In 2011, American Farm Bureau Federation (AFBF) and other plaintiffs filed a case in federal court challenging the EPA’s establishment of the Bay TMDL. The Plaintiffs asked the court to vacate the Bay TMDL based on arguments, including but not limited to, that the EPA had exceeded its authority granted under Clean Water Act and violated Administrative Procedures Act in the process of developing the Bay TMDL. In the years that followed, both the District (Am. Farm Bureau Fed’n v. EPA, 984 F. Supp. 2d 289 (M.D. Pa. 2013)) and Third Circuit Court of Appeals (Am. Farm Bureau Fed’n. v. EPA, 792 F.3d 281 (3d Cir. 2015)) found that the Bay TMDL and the framework established by the Chesapeake Bay Program Partnership in developing the cleanup plan was “consistent with” the Clean Water Act and other applicable federal laws.
The Bay TMDL differs from previous voluntary agreements among the Bay jurisdictions in that it has an accountability framework. WIPS are apart of the accountability framework along with EPA’s tracking and assessment of the restoration progress. If a jurisdiction does not meet the restoration commitments outlined in the WIPs the EPA may reduce or condition federal grants, establish substantially more stringent terms and conditions on permits and/or expand regulation over previously unregulated sectors.

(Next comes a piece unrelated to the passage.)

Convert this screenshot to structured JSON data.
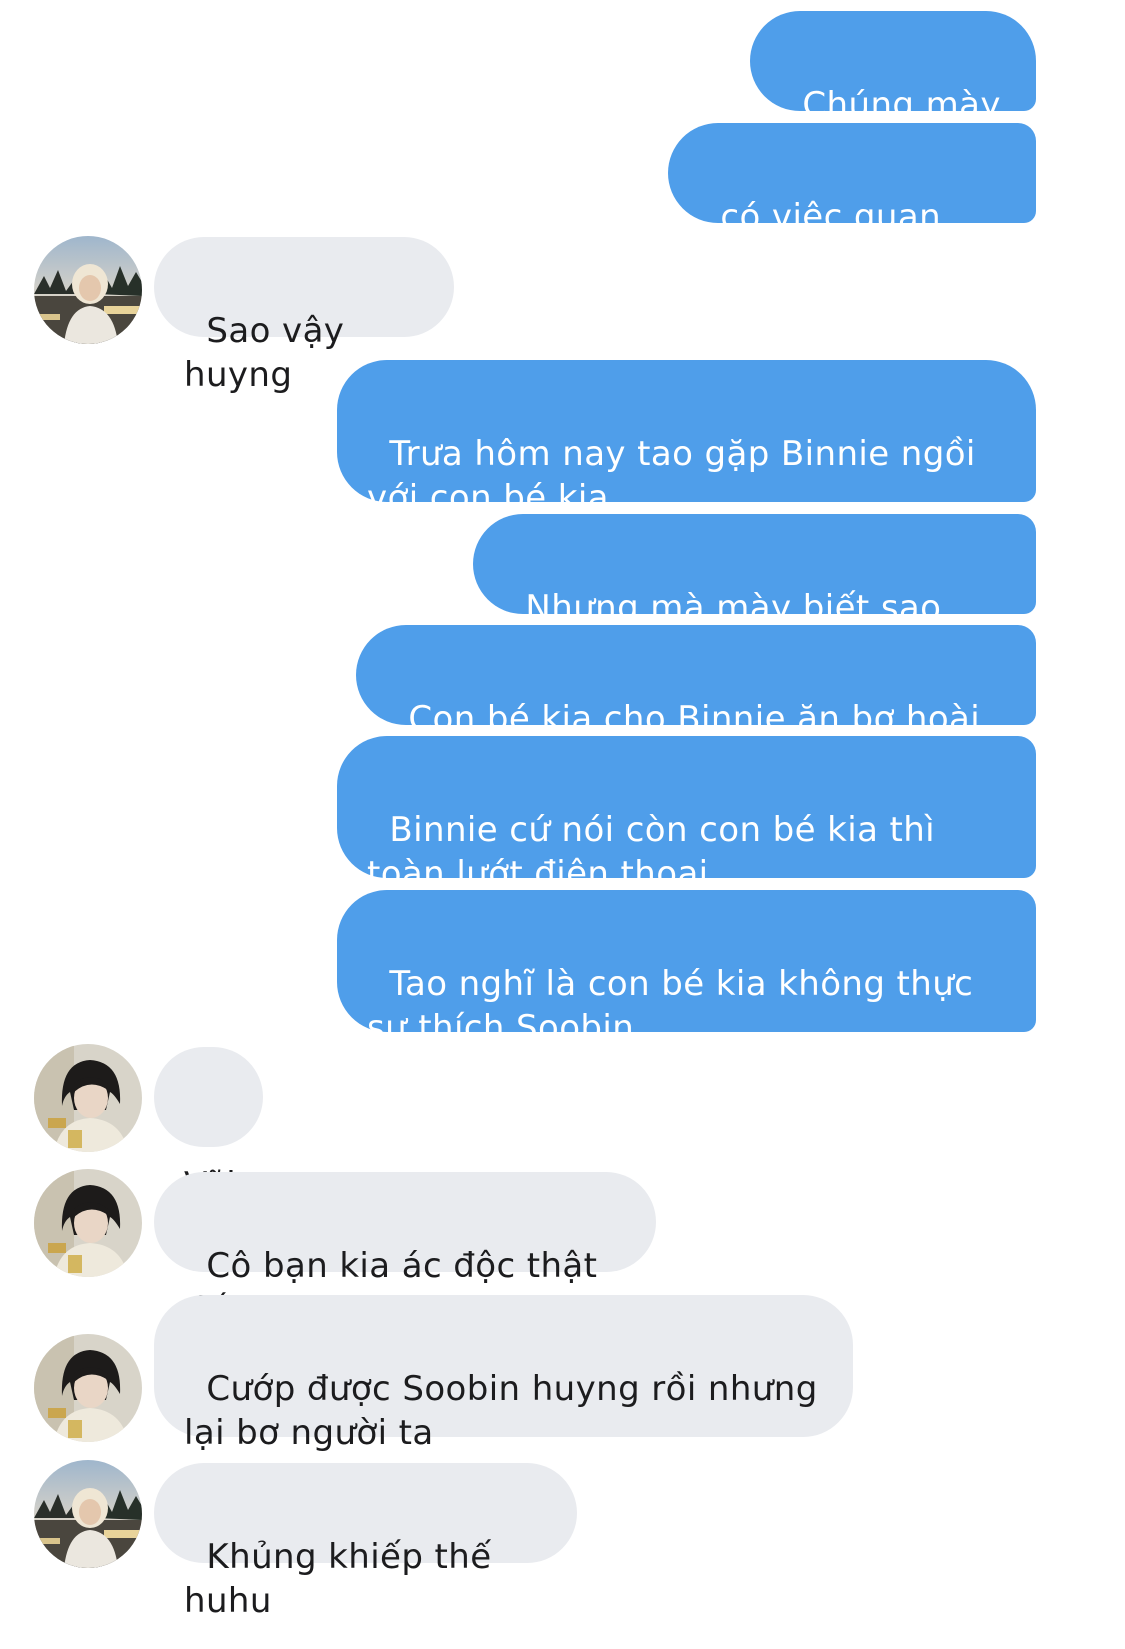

As depicted above, Maryland’s 2025 pollution reduction targets for Bay restoration are 45.8 million pounds total nitrogen (TN) and 3.68 million pounds of total phosphorus (TP). In meeting the targets, the state will also meet its sediment goals. Maryland’s success in meeting its restoration targets is driven by implementing key pollution reduction strategies among major source sectors, which include wastewater, stormwater, septic, natural lands and agriculture.
Last year, the Maryland Department of Agriculture held regional meetings across the State to formulate how the agriculture sector should plan to meet the Phase III WIP goals. To the meet the goals in the Phase III WIP the agricultural sector will need to add best management practices. The major best management practice categories in the Phase III WIP, in addition to maintaining the current enrollment level in the State cover crop, are as follows: Soil and Water Conservation Plans covering an additional 100,000 acres, 20,000 additional tons to the manure transport program, add additional grass (4,440 acres), riparian (1,200 acres) and wetland (4,100 acres) buffers, 18,500 acres of agricultural drainage management, convert cropland to (2,500 acres) pasture and (5,200 acres) open space and maintaining current levels of the State cover crop program.
For a full explanation of all of the steps the agricultural and other sectors will need to take to meet the 2025 clean up goals, review the draft Phase III WIP. To comment on the Phase III WIP, submit comments online here on or before June 7, 2019.